▸ **Data provided**
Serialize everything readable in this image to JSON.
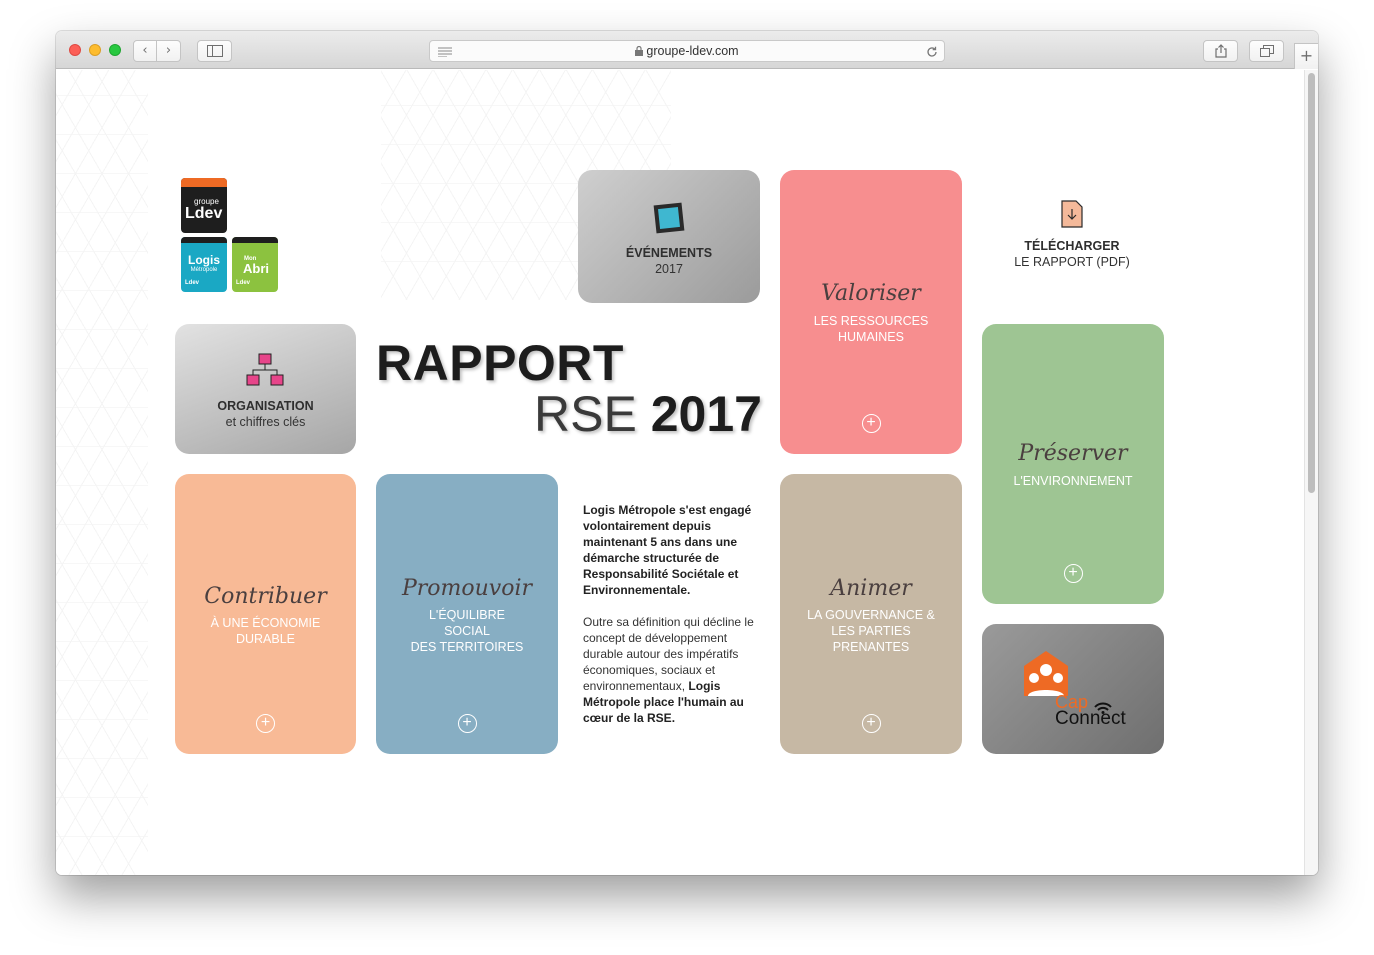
{
  "browser": {
    "url": "groupe-ldev.com",
    "back_glyph": "‹",
    "forward_glyph": "›",
    "new_tab_glyph": "+"
  },
  "logos": {
    "groupe": {
      "small": "groupe",
      "big": "Ldev"
    },
    "logis": {
      "top": "Logis",
      "sub": "Métropole",
      "brand": "Ldev"
    },
    "monabri": {
      "top": "Mon",
      "big": "Abri",
      "brand": "Ldev"
    }
  },
  "evenements": {
    "title": "ÉVÉNEMENTS",
    "year": "2017"
  },
  "organisation": {
    "title": "ORGANISATION",
    "subtitle": "et chiffres clés"
  },
  "headline": {
    "line1": "RAPPORT",
    "line2_light": "RSE",
    "line2_bold": "2017"
  },
  "valoriser": {
    "script": "Valoriser",
    "caps": "LES RESSOURCES HUMAINES"
  },
  "download": {
    "title": "TÉLÉCHARGER",
    "subtitle": "LE RAPPORT (PDF)"
  },
  "preserver": {
    "script": "Préserver",
    "caps": "L'ENVIRONNEMENT"
  },
  "contribuer": {
    "script": "Contribuer",
    "caps": "À UNE ÉCONOMIE DURABLE"
  },
  "promouvoir": {
    "script": "Promouvoir",
    "caps_l1": "L'ÉQUILIBRE",
    "caps_l2": "SOCIAL",
    "caps_l3": "DES TERRITOIRES"
  },
  "animer": {
    "script": "Animer",
    "caps": "LA GOUVERNANCE & LES PARTIES PRENANTES"
  },
  "capconnect": {
    "cap": "Cap",
    "connect": "Connect"
  },
  "paragraph": {
    "p1_bold": "Logis Métropole s'est engagé volontairement depuis maintenant 5 ans dans une démarche structurée de Responsabilité Sociétale et Environnementale.",
    "p2_text": "Outre sa définition qui décline le concept de développement durable autour des impératifs économiques, sociaux et environnementaux,",
    "p2_bold": "Logis Métropole place l'humain au cœur de la RSE."
  },
  "colors": {
    "valoriser": "#f78e8f",
    "preserver": "#9ec593",
    "contribuer": "#f8ba96",
    "promouvoir": "#87aec3",
    "animer": "#c6b8a4",
    "ldev_orange": "#ee6a24",
    "logis_cyan": "#1aa8c4",
    "monabri_green": "#8cc23f"
  },
  "icons": {
    "plus": "+"
  }
}
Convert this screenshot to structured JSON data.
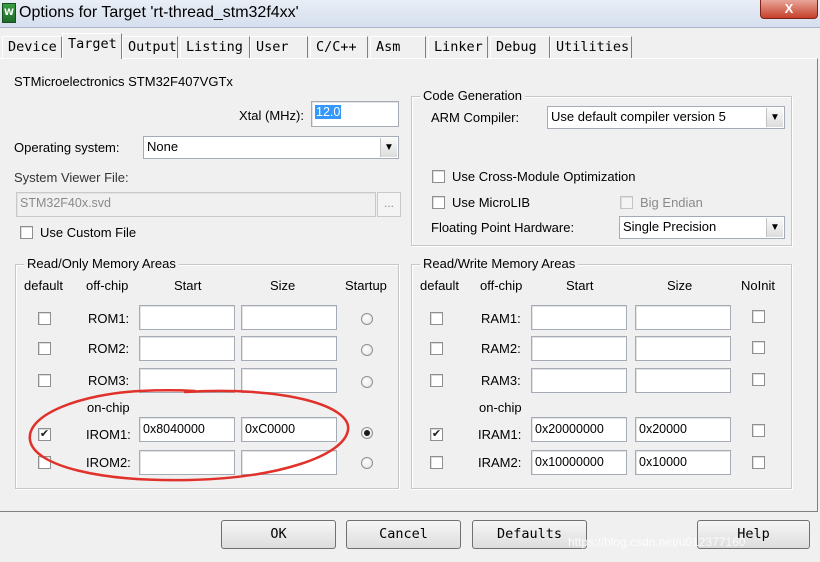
{
  "window": {
    "title": "Options for Target 'rt-thread_stm32f4xx'",
    "icon_text": "W",
    "close_label": "X"
  },
  "tabs": [
    {
      "label": "Device"
    },
    {
      "label": "Target",
      "active": true
    },
    {
      "label": "Output"
    },
    {
      "label": "Listing"
    },
    {
      "label": "User"
    },
    {
      "label": "C/C++"
    },
    {
      "label": "Asm"
    },
    {
      "label": "Linker"
    },
    {
      "label": "Debug"
    },
    {
      "label": "Utilities"
    }
  ],
  "target": {
    "device_name": "STMicroelectronics STM32F407VGTx",
    "xtal_label": "Xtal (MHz):",
    "xtal_value": "12.0",
    "os_label": "Operating system:",
    "os_value": "None",
    "svd_label": "System Viewer File:",
    "svd_value": "STM32F40x.svd",
    "svd_browse": "...",
    "use_custom_file": {
      "label": "Use Custom File",
      "checked": false
    }
  },
  "code_generation": {
    "title": "Code Generation",
    "arm_compiler_label": "ARM Compiler:",
    "arm_compiler_value": "Use default compiler version 5",
    "cross_module": {
      "label": "Use Cross-Module Optimization",
      "checked": false
    },
    "microlib": {
      "label": "Use MicroLIB",
      "checked": false
    },
    "big_endian": {
      "label": "Big Endian",
      "checked": false,
      "enabled": false
    },
    "fpu_label": "Floating Point Hardware:",
    "fpu_value": "Single Precision"
  },
  "ro_memory": {
    "title": "Read/Only Memory Areas",
    "headers": {
      "default": "default",
      "offchip": "off-chip",
      "start": "Start",
      "size": "Size",
      "startup": "Startup"
    },
    "onchip_label": "on-chip",
    "rows": [
      {
        "label": "ROM1:",
        "default": false,
        "start": "",
        "size": "",
        "startup": false
      },
      {
        "label": "ROM2:",
        "default": false,
        "start": "",
        "size": "",
        "startup": false
      },
      {
        "label": "ROM3:",
        "default": false,
        "start": "",
        "size": "",
        "startup": false
      },
      {
        "label": "IROM1:",
        "default": true,
        "start": "0x8040000",
        "size": "0xC0000",
        "startup": true
      },
      {
        "label": "IROM2:",
        "default": false,
        "start": "",
        "size": "",
        "startup": false
      }
    ]
  },
  "rw_memory": {
    "title": "Read/Write Memory Areas",
    "headers": {
      "default": "default",
      "offchip": "off-chip",
      "start": "Start",
      "size": "Size",
      "noinit": "NoInit"
    },
    "onchip_label": "on-chip",
    "rows": [
      {
        "label": "RAM1:",
        "default": false,
        "start": "",
        "size": "",
        "noinit": false
      },
      {
        "label": "RAM2:",
        "default": false,
        "start": "",
        "size": "",
        "noinit": false
      },
      {
        "label": "RAM3:",
        "default": false,
        "start": "",
        "size": "",
        "noinit": false
      },
      {
        "label": "IRAM1:",
        "default": true,
        "start": "0x20000000",
        "size": "0x20000",
        "noinit": false
      },
      {
        "label": "IRAM2:",
        "default": false,
        "start": "0x10000000",
        "size": "0x10000",
        "noinit": false
      }
    ]
  },
  "buttons": {
    "ok": "OK",
    "cancel": "Cancel",
    "defaults": "Defaults",
    "help": "Help"
  },
  "annotation_color": "#e0312b",
  "watermark": "https://blog.csdn.net/u012377160"
}
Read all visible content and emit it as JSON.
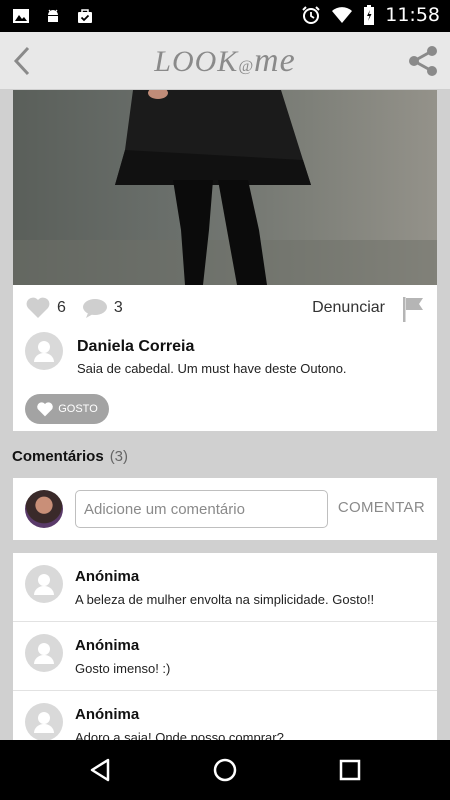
{
  "status_bar": {
    "time": "11:58",
    "left_icons": [
      "image-icon",
      "android-icon",
      "bag-check-icon"
    ],
    "right_icons": [
      "alarm-icon",
      "wifi-icon",
      "battery-icon"
    ]
  },
  "header": {
    "logo_text": "LOOK",
    "logo_at": "@",
    "logo_me": "me",
    "back_icon": "chevron-left-icon",
    "share_icon": "share-icon"
  },
  "post": {
    "likes": "6",
    "comments_count": "3",
    "report_label": "Denunciar",
    "author_name": "Daniela Correia",
    "description": "Saia de cabedal. Um must have deste Outono.",
    "like_button_label": "GOSTO"
  },
  "comments_section": {
    "title": "Comentários",
    "count": "(3)",
    "input_placeholder": "Adicione um comentário",
    "submit_label": "COMENTAR",
    "items": [
      {
        "author": "Anónima",
        "text": "A beleza de mulher envolta na simplicidade. Gosto!!"
      },
      {
        "author": "Anónima",
        "text": "Gosto imenso! :)"
      },
      {
        "author": "Anónima",
        "text": "Adoro a saia! Onde posso comprar?"
      }
    ]
  },
  "colors": {
    "header_bg": "#e8e8e8",
    "page_bg": "#d0d0d0",
    "accent_gray": "#a3a3a3"
  }
}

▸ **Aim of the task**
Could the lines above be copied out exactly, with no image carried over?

▸ **Reply to the exercise**
Serialize everything readable in this image to JSON.
{
  "browser": {
    "url": "groupe-ldev.com",
    "back_glyph": "‹",
    "forward_glyph": "›",
    "new_tab_glyph": "+"
  },
  "logos": {
    "groupe": {
      "small": "groupe",
      "big": "Ldev"
    },
    "logis": {
      "top": "Logis",
      "sub": "Métropole",
      "brand": "Ldev"
    },
    "monabri": {
      "top": "Mon",
      "big": "Abri",
      "brand": "Ldev"
    }
  },
  "evenements": {
    "title": "ÉVÉNEMENTS",
    "year": "2017"
  },
  "organisation": {
    "title": "ORGANISATION",
    "subtitle": "et chiffres clés"
  },
  "headline": {
    "line1": "RAPPORT",
    "line2_light": "RSE",
    "line2_bold": "2017"
  },
  "valoriser": {
    "script": "Valoriser",
    "caps": "LES RESSOURCES HUMAINES"
  },
  "download": {
    "title": "TÉLÉCHARGER",
    "subtitle": "LE RAPPORT (PDF)"
  },
  "preserver": {
    "script": "Préserver",
    "caps": "L'ENVIRONNEMENT"
  },
  "contribuer": {
    "script": "Contribuer",
    "caps": "À UNE ÉCONOMIE DURABLE"
  },
  "promouvoir": {
    "script": "Promouvoir",
    "caps_l1": "L'ÉQUILIBRE",
    "caps_l2": "SOCIAL",
    "caps_l3": "DES TERRITOIRES"
  },
  "animer": {
    "script": "Animer",
    "caps": "LA GOUVERNANCE & LES PARTIES PRENANTES"
  },
  "capconnect": {
    "cap": "Cap",
    "connect": "Connect"
  },
  "paragraph": {
    "p1_bold": "Logis Métropole s'est engagé volontairement depuis maintenant 5 ans dans une démarche structurée de Responsabilité Sociétale et Environnementale.",
    "p2_text": "Outre sa définition qui décline le concept de développement durable autour des impératifs économiques, sociaux et environnementaux,",
    "p2_bold": "Logis Métropole place l'humain au cœur de la RSE."
  },
  "colors": {
    "valoriser": "#f78e8f",
    "preserver": "#9ec593",
    "contribuer": "#f8ba96",
    "promouvoir": "#87aec3",
    "animer": "#c6b8a4",
    "ldev_orange": "#ee6a24",
    "logis_cyan": "#1aa8c4",
    "monabri_green": "#8cc23f"
  },
  "icons": {
    "plus": "+"
  }
}
Convert this screenshot to structured JSON data.
{
  "window": {
    "title": "Options for Target 'rt-thread_stm32f4xx'",
    "icon_text": "W",
    "close_label": "X"
  },
  "tabs": [
    {
      "label": "Device"
    },
    {
      "label": "Target",
      "active": true
    },
    {
      "label": "Output"
    },
    {
      "label": "Listing"
    },
    {
      "label": "User"
    },
    {
      "label": "C/C++"
    },
    {
      "label": "Asm"
    },
    {
      "label": "Linker"
    },
    {
      "label": "Debug"
    },
    {
      "label": "Utilities"
    }
  ],
  "target": {
    "device_name": "STMicroelectronics STM32F407VGTx",
    "xtal_label": "Xtal (MHz):",
    "xtal_value": "12.0",
    "os_label": "Operating system:",
    "os_value": "None",
    "svd_label": "System Viewer File:",
    "svd_value": "STM32F40x.svd",
    "svd_browse": "...",
    "use_custom_file": {
      "label": "Use Custom File",
      "checked": false
    }
  },
  "code_generation": {
    "title": "Code Generation",
    "arm_compiler_label": "ARM Compiler:",
    "arm_compiler_value": "Use default compiler version 5",
    "cross_module": {
      "label": "Use Cross-Module Optimization",
      "checked": false
    },
    "microlib": {
      "label": "Use MicroLIB",
      "checked": false
    },
    "big_endian": {
      "label": "Big Endian",
      "checked": false,
      "enabled": false
    },
    "fpu_label": "Floating Point Hardware:",
    "fpu_value": "Single Precision"
  },
  "ro_memory": {
    "title": "Read/Only Memory Areas",
    "headers": {
      "default": "default",
      "offchip": "off-chip",
      "start": "Start",
      "size": "Size",
      "startup": "Startup"
    },
    "onchip_label": "on-chip",
    "rows": [
      {
        "label": "ROM1:",
        "default": false,
        "start": "",
        "size": "",
        "startup": false
      },
      {
        "label": "ROM2:",
        "default": false,
        "start": "",
        "size": "",
        "startup": false
      },
      {
        "label": "ROM3:",
        "default": false,
        "start": "",
        "size": "",
        "startup": false
      },
      {
        "label": "IROM1:",
        "default": true,
        "start": "0x8040000",
        "size": "0xC0000",
        "startup": true
      },
      {
        "label": "IROM2:",
        "default": false,
        "start": "",
        "size": "",
        "startup": false
      }
    ]
  },
  "rw_memory": {
    "title": "Read/Write Memory Areas",
    "headers": {
      "default": "default",
      "offchip": "off-chip",
      "start": "Start",
      "size": "Size",
      "noinit": "NoInit"
    },
    "onchip_label": "on-chip",
    "rows": [
      {
        "label": "RAM1:",
        "default": false,
        "start": "",
        "size": "",
        "noinit": false
      },
      {
        "label": "RAM2:",
        "default": false,
        "start": "",
        "size": "",
        "noinit": false
      },
      {
        "label": "RAM3:",
        "default": false,
        "start": "",
        "size": "",
        "noinit": false
      },
      {
        "label": "IRAM1:",
        "default": true,
        "start": "0x20000000",
        "size": "0x20000",
        "noinit": false
      },
      {
        "label": "IRAM2:",
        "default": false,
        "start": "0x10000000",
        "size": "0x10000",
        "noinit": false
      }
    ]
  },
  "buttons": {
    "ok": "OK",
    "cancel": "Cancel",
    "defaults": "Defaults",
    "help": "Help"
  },
  "annotation_color": "#e0312b",
  "watermark": "https://blog.csdn.net/u012377160"
}
Read all visible content and emit it as JSON.
{
  "status_bar": {
    "time": "11:58",
    "left_icons": [
      "image-icon",
      "android-icon",
      "bag-check-icon"
    ],
    "right_icons": [
      "alarm-icon",
      "wifi-icon",
      "battery-icon"
    ]
  },
  "header": {
    "logo_text": "LOOK",
    "logo_at": "@",
    "logo_me": "me",
    "back_icon": "chevron-left-icon",
    "share_icon": "share-icon"
  },
  "post": {
    "likes": "6",
    "comments_count": "3",
    "report_label": "Denunciar",
    "author_name": "Daniela Correia",
    "description": "Saia de cabedal. Um must have deste Outono.",
    "like_button_label": "GOSTO"
  },
  "comments_section": {
    "title": "Comentários",
    "count": "(3)",
    "input_placeholder": "Adicione um comentário",
    "submit_label": "COMENTAR",
    "items": [
      {
        "author": "Anónima",
        "text": "A beleza de mulher envolta na simplicidade. Gosto!!"
      },
      {
        "author": "Anónima",
        "text": "Gosto imenso! :)"
      },
      {
        "author": "Anónima",
        "text": "Adoro a saia! Onde posso comprar?"
      }
    ]
  },
  "colors": {
    "header_bg": "#e8e8e8",
    "page_bg": "#d0d0d0",
    "accent_gray": "#a3a3a3"
  }
}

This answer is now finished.